If we take a look at the biggest improvements in swinging strike rate from 2016 to 2017 among qualified pitchers in both years (below), Walker would fit in among the top. Our list itself is a bit interesting too. Disclaimer: Chris Sale is really good, and hilariously the Red Sox have scored less runs than the White Sox this season. It isn’t a list of pitchers who I would immediately buy in all formats – there is more to the story with a lot of them – but the best thing a pitcher can do is generate empty swings. It’s a data point we need to be aware of.
Was this predictable for Walker?
Well, if you were to project an uptick in performance for Taijuan, one of the stronger arguments that could’ve been made (from March 1st onward) dealt with the rumbling in Spring around his tweaked slider. As I wrote about regarding Dylan Bundy a few weeks ago, we’re continually seeing breakouts on the mound that come from addition and rebirth of pitches. It’s insanely hard to project what these changes will do, but in today’s world, where the immersion of stats makes statistical sleepers quickly devolve from actually being a ‘sleeper’, the little room there is for finding great value outside of factors like this.
A common move is to look to at the last few starts a pitcher has at the end of the prior season and see if something has carried over. Walker had a great start in Los Angeles, spinning an 11 strikeout, complete game in mid September, but he did it with minimal usage of the pitch that has brought him to relevance this season, his slider. We had so little of a baseline to go off of in our expectations for 2017 season, I’m not kicking myself for missing what I think could be coming for Walker.
Even crazier is the fact that Walker hasn’t gotten a swinging strike on this new slider in any of his last four starts. His fastball is the pitch that has improved the most in being a ‘put away’ offering (14 swinging strikes on fastballs alone in his 11K game). While I’d love to see more misses on the slider, I’m speculating the overall success is a matter of setting up other pitches much more effectively, off of the new slider, even if in his last few starts, he hasn’t been throwing it as much. This is similar in philosophy to another player who has seen some early success, Luis Severino. He possesses a slider and changeup that both haven’t improved in regards to swinging strikes but are being set up better by the differential in speed from his fastball to changeup (Severino’s fastball velocity is up slightly, with a changeup velocity that is down 2 MPH).
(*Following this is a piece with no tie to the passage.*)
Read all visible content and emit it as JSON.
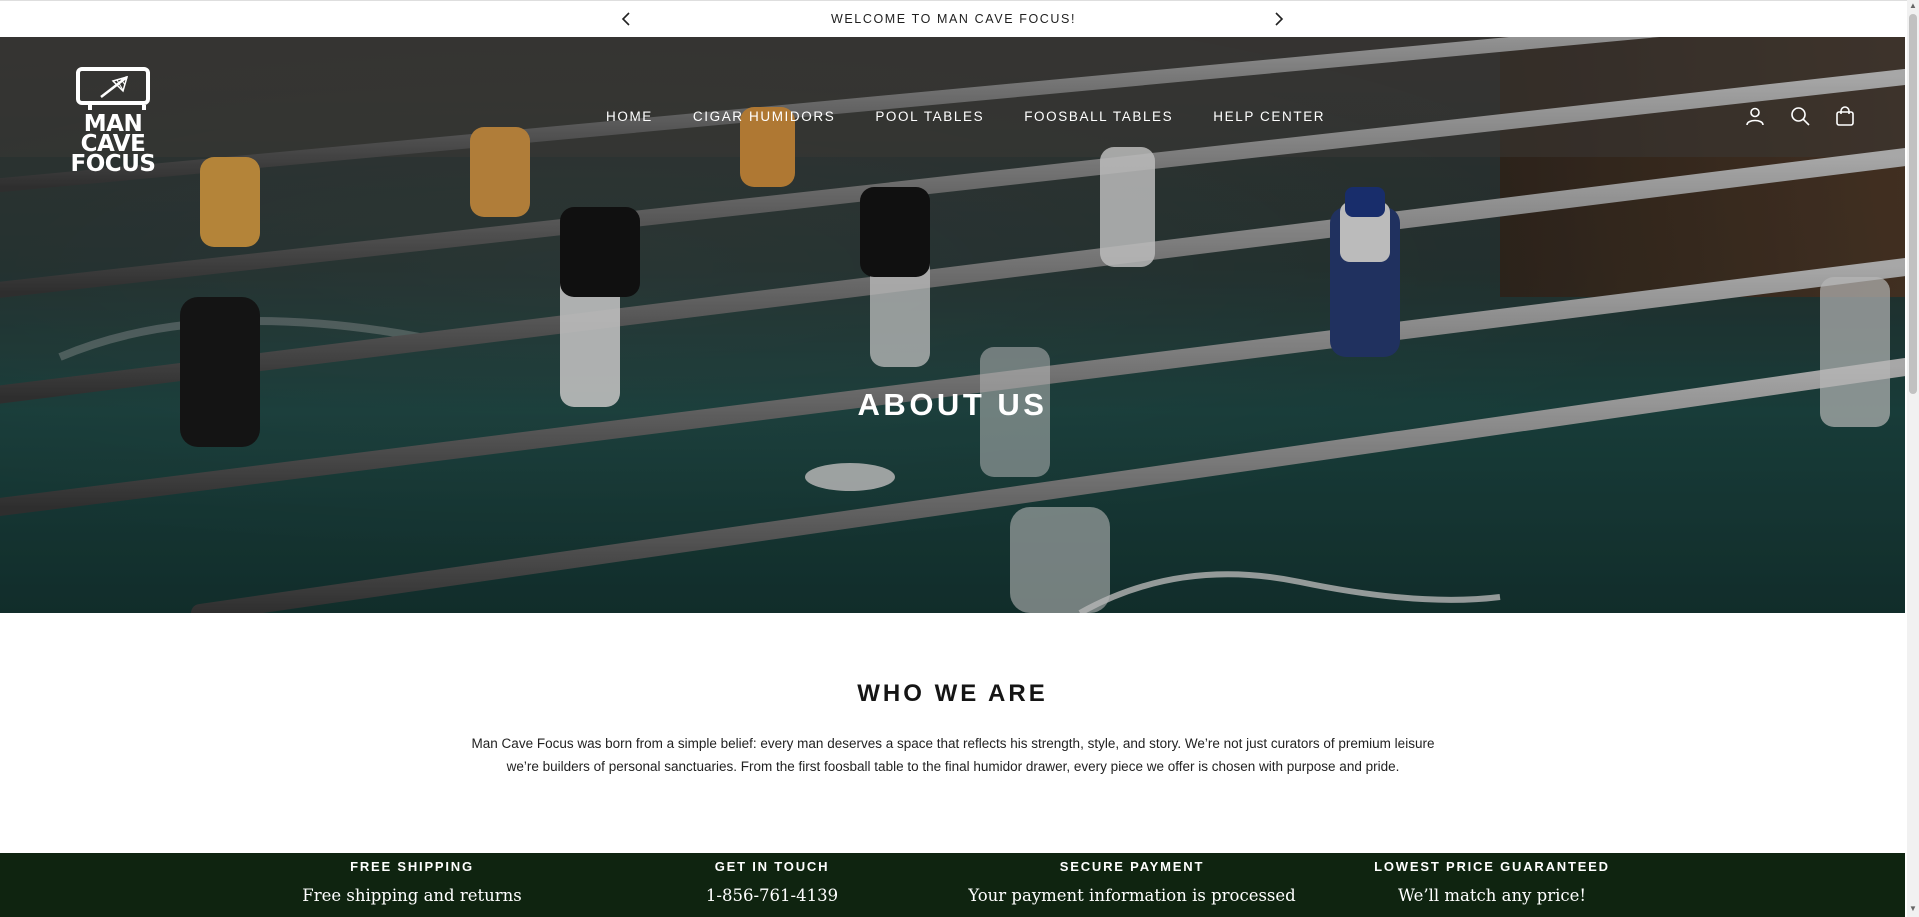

I like what I see from Taijuan Walker this year, and am willing to pick up some shares and see where this ride takes us.
I’m slotting him in currently as a top 175 player, just behind Kevin Gausman and Rich Hill, but with some refinement to my rankings coming, I’d take Walker over Gausman, and other arms around the Vince Velasquez range of my ranks. Razzball is giving Walker a 4.21 ERA with a K/9 under 9 and a 1.21 WHIP for the rest of 2017. A decent 3.76 SIERA (FIP-esque statistic) suggests the results may not be as nice as the underlying numbers (Walker owners know all too well how that feels). I see something below a 4.00 ERA as reasonable, let’s say 3.8, with a K/9 at or slightly above 9, as I’m buying the new profile and fastball effectiveness. He’s a high variance arm that I like the now visible upside of.
Big test coming as he heads to the nation’s capital to face one of the most terrifying offenses in the Nationals early this week. A hard luck loss might present an opportunity for you to go to the once again disgruntled Walker owner in your league and push for a swap at a nice price. Also keep in mind, Arizona will be breaking out the humidor in the near future, which can only help a starter like Walker, with a history of home run problems.
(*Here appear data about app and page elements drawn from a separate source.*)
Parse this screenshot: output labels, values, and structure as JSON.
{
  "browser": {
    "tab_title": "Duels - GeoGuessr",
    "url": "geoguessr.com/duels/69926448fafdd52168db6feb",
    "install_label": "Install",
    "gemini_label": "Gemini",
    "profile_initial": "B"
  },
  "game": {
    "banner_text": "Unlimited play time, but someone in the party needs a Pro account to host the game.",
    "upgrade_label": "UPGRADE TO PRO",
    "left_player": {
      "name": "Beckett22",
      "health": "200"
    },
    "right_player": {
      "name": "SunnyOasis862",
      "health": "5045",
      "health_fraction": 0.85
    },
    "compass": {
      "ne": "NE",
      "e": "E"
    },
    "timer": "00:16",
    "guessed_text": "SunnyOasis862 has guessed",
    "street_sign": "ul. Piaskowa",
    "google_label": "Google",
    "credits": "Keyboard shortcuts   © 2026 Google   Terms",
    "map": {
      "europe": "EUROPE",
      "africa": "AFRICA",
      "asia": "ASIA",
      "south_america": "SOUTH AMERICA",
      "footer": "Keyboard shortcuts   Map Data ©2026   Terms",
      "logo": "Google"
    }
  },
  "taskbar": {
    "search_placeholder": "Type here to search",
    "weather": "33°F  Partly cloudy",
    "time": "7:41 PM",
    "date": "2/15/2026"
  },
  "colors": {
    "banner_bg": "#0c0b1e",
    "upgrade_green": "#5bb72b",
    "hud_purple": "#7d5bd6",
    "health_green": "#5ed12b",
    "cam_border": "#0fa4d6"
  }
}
Never hesitate to shoot me a message on Twitter with any questions, I’ll always respond with some insight, or you can fire away below! (@LanceBrozdow)